## EXERCISE OBJECTIVE
Nothing but the line containing "Enumerate this screenshot's" and the lines after it in the entries below should appear, each repeated exactly.

Stored data:
* * * * * * *
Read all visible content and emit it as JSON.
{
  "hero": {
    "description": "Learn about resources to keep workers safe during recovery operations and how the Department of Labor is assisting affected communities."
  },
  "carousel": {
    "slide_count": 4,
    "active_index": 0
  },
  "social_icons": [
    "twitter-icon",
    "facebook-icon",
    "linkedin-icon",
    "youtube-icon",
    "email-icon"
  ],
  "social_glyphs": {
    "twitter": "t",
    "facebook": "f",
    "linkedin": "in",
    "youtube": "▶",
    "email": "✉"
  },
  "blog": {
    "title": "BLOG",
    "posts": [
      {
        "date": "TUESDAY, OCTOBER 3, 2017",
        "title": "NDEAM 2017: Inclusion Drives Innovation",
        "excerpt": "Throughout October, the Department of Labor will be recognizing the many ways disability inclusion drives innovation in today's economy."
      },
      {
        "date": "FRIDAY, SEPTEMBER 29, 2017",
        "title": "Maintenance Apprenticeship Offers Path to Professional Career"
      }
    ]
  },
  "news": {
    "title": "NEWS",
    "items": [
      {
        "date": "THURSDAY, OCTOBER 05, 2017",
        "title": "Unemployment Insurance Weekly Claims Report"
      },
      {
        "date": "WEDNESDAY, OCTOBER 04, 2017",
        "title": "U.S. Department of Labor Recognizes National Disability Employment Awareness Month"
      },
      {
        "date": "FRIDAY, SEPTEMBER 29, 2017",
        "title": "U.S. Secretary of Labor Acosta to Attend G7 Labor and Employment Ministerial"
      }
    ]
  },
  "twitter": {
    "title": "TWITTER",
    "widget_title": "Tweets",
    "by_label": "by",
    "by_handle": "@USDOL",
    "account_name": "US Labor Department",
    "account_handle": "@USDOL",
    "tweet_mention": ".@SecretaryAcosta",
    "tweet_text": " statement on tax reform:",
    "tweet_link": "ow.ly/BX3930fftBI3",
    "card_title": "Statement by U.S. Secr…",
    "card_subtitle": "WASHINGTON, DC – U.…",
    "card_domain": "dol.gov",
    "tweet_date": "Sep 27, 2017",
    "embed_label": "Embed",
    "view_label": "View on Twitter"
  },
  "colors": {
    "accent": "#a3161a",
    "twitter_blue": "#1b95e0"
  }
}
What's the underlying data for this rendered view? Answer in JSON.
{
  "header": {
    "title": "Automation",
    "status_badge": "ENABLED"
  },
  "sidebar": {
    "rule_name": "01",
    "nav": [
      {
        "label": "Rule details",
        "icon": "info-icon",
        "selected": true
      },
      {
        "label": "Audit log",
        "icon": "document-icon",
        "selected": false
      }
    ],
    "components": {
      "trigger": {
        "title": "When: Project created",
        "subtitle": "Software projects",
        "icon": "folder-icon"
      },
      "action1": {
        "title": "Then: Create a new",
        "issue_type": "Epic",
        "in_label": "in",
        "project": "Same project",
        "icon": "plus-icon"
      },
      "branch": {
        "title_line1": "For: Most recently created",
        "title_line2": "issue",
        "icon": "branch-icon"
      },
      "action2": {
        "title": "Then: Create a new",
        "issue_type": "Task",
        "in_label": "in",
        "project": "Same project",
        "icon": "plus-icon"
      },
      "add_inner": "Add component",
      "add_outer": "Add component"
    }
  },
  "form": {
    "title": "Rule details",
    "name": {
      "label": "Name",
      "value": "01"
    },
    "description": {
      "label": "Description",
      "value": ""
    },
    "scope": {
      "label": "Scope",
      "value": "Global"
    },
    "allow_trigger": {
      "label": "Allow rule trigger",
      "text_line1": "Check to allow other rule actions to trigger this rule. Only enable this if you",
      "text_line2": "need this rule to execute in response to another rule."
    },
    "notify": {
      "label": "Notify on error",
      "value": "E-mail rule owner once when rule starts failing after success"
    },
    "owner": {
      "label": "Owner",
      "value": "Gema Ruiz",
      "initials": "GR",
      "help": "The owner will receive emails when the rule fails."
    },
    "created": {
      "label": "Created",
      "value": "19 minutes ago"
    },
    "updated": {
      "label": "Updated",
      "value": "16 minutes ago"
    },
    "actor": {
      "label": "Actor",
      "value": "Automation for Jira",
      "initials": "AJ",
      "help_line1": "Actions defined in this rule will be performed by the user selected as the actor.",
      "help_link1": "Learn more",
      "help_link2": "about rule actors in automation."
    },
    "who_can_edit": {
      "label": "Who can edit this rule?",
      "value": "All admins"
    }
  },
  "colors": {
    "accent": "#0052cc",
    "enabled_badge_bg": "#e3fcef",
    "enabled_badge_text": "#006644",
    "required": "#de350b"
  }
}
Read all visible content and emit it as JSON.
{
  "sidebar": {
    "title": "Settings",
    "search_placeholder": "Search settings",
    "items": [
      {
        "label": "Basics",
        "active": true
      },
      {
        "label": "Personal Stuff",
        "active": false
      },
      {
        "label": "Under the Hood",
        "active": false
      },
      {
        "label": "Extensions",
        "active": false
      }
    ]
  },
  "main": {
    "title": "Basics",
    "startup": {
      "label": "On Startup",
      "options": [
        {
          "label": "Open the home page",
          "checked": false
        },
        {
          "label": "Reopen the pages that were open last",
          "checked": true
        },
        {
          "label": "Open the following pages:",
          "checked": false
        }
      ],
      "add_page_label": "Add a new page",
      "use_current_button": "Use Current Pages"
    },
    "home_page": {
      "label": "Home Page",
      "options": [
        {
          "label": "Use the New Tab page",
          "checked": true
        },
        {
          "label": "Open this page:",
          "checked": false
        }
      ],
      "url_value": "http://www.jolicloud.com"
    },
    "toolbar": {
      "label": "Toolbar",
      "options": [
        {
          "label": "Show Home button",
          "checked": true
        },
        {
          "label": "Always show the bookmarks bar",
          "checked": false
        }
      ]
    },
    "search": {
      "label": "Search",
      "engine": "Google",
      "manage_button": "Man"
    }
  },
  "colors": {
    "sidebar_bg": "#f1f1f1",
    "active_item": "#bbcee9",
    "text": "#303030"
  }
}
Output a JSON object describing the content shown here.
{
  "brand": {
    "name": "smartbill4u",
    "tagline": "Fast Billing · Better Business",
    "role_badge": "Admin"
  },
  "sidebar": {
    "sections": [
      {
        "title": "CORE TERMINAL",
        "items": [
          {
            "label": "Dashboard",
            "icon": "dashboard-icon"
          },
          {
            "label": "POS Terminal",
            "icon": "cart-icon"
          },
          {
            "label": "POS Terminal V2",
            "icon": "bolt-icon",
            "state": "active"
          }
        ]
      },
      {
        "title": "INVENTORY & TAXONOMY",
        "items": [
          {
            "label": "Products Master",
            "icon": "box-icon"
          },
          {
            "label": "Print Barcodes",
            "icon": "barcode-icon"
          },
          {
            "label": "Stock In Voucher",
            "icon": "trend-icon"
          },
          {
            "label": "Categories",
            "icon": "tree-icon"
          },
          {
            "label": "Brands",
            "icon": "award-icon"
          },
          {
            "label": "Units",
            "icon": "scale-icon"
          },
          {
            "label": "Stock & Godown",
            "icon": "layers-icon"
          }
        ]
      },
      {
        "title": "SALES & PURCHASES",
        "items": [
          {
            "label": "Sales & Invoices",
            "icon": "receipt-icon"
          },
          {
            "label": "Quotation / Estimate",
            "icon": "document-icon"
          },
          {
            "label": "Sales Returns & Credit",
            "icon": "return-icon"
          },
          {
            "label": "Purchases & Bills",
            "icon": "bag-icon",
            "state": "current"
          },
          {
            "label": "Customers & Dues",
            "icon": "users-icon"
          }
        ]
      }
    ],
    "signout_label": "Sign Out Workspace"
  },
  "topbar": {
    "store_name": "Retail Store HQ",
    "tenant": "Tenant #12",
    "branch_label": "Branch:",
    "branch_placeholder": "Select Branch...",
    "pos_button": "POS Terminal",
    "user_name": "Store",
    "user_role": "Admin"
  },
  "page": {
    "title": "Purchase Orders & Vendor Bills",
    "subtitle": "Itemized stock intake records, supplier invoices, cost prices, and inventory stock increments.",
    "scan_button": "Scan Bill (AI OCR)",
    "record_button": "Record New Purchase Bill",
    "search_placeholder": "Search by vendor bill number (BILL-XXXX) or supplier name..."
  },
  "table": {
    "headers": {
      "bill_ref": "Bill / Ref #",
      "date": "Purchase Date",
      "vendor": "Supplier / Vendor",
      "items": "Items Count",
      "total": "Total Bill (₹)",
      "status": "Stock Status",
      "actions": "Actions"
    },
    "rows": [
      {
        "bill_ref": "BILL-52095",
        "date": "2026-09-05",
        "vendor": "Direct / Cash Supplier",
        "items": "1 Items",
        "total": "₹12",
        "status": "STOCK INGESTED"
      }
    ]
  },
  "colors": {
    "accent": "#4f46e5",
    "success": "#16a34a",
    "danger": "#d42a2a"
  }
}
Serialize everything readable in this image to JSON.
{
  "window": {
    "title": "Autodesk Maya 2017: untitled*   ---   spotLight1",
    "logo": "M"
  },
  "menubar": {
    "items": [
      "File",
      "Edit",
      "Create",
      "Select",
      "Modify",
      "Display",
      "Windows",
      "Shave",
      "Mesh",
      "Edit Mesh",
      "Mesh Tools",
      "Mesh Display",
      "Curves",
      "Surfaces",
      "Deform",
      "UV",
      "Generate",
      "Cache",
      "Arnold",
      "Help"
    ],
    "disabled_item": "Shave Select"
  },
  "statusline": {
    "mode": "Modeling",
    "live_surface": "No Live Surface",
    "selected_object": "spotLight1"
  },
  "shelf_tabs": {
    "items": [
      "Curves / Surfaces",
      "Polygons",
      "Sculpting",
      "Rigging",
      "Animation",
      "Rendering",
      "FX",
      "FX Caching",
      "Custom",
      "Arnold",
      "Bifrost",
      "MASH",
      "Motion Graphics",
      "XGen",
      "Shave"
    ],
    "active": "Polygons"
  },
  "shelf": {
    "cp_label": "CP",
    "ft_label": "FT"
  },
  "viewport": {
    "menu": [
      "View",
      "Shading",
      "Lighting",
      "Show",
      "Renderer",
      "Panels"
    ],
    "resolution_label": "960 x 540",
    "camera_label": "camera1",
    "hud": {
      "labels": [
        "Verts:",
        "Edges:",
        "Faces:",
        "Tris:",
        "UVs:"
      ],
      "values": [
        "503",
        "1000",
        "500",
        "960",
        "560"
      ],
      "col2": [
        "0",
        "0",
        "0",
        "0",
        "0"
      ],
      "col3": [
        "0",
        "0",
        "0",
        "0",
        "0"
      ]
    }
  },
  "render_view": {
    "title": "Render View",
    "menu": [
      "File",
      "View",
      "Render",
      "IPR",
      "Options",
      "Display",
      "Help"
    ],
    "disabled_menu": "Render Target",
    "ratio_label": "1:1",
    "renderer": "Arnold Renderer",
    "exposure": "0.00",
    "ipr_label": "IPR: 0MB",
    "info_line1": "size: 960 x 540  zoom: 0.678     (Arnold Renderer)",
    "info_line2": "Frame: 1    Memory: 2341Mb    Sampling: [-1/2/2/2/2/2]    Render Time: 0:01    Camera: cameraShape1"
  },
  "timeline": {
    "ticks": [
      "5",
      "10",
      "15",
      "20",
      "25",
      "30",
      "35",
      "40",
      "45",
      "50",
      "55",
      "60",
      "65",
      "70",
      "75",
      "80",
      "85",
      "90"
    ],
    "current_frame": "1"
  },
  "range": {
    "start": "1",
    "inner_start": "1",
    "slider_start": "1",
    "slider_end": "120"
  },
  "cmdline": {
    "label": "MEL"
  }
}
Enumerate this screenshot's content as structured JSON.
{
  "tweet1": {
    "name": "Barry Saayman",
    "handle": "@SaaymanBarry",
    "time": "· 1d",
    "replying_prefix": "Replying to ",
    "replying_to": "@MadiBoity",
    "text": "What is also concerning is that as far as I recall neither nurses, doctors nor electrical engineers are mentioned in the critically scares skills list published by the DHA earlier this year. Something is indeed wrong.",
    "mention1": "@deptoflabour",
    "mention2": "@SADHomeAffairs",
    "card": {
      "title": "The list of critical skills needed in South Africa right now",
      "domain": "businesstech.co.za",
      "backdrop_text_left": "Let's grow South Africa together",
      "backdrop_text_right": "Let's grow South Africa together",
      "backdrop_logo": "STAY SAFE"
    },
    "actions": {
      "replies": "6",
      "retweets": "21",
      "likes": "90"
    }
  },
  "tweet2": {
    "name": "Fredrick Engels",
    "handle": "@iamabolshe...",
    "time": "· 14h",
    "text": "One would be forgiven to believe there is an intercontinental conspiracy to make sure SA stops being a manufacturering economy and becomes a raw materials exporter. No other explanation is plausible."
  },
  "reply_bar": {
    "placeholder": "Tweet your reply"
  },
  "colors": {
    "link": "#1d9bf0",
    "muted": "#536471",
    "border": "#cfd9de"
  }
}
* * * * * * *
## EXERCISE OUTPUT
Enumerate this screenshot's content as structured JSON.
{
  "tweet1": {
    "name": "Barry Saayman",
    "handle": "@SaaymanBarry",
    "time": "· 1d",
    "replying_prefix": "Replying to ",
    "replying_to": "@MadiBoity",
    "text": "What is also concerning is that as far as I recall neither nurses, doctors nor electrical engineers are mentioned in the critically scares skills list published by the DHA earlier this year. Something is indeed wrong.",
    "mention1": "@deptoflabour",
    "mention2": "@SADHomeAffairs",
    "card": {
      "title": "The list of critical skills needed in South Africa right now",
      "domain": "businesstech.co.za",
      "backdrop_text_left": "Let's grow South Africa together",
      "backdrop_text_right": "Let's grow South Africa together",
      "backdrop_logo": "STAY SAFE"
    },
    "actions": {
      "replies": "6",
      "retweets": "21",
      "likes": "90"
    }
  },
  "tweet2": {
    "name": "Fredrick Engels",
    "handle": "@iamabolshe...",
    "time": "· 14h",
    "text": "One would be forgiven to believe there is an intercontinental conspiracy to make sure SA stops being a manufacturering economy and becomes a raw materials exporter. No other explanation is plausible."
  },
  "reply_bar": {
    "placeholder": "Tweet your reply"
  },
  "colors": {
    "link": "#1d9bf0",
    "muted": "#536471",
    "border": "#cfd9de"
  }
}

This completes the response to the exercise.